Task to complete
Please report every line of the listing below that has the word "Продолжить" in it.

——

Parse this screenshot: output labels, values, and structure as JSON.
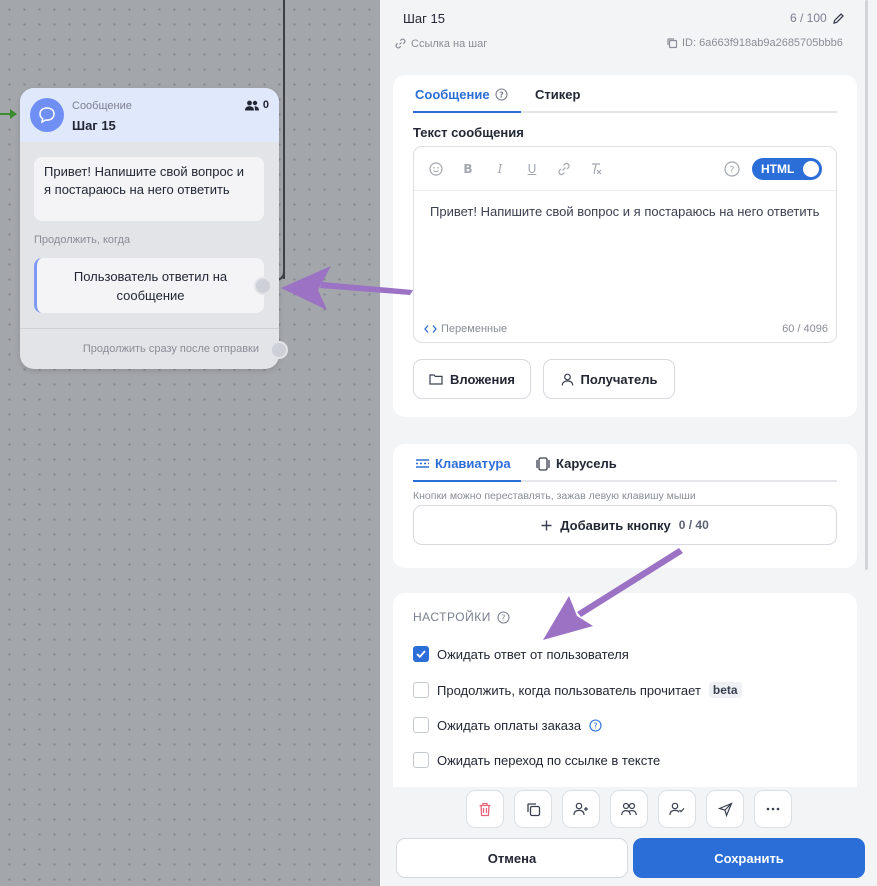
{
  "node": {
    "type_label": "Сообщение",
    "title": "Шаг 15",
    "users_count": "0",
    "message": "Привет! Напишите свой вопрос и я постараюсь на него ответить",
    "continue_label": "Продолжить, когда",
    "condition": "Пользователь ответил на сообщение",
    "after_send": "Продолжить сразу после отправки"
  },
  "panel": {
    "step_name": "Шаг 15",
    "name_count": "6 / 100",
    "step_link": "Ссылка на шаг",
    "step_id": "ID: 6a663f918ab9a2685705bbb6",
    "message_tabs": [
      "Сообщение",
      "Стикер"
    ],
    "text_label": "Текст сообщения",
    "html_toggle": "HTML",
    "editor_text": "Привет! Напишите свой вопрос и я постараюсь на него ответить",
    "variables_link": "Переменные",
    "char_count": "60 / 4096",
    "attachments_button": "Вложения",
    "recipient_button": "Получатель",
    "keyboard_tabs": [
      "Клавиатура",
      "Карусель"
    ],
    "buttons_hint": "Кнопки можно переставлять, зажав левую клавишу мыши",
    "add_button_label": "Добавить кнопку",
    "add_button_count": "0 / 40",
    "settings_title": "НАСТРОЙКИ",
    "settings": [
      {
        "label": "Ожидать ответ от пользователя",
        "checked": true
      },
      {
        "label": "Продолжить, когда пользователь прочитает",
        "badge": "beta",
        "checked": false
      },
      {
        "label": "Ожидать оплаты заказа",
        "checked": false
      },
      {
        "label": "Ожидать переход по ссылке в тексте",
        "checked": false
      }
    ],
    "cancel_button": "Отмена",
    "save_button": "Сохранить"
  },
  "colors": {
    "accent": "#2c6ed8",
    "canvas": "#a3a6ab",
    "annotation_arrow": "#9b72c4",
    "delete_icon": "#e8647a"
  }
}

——

Finished exercise
    "continue_label": "Продолжить, когда",
    "after_send": "Продолжить сразу после отправки"
        "label": "Продолжить, когда пользователь прочитает",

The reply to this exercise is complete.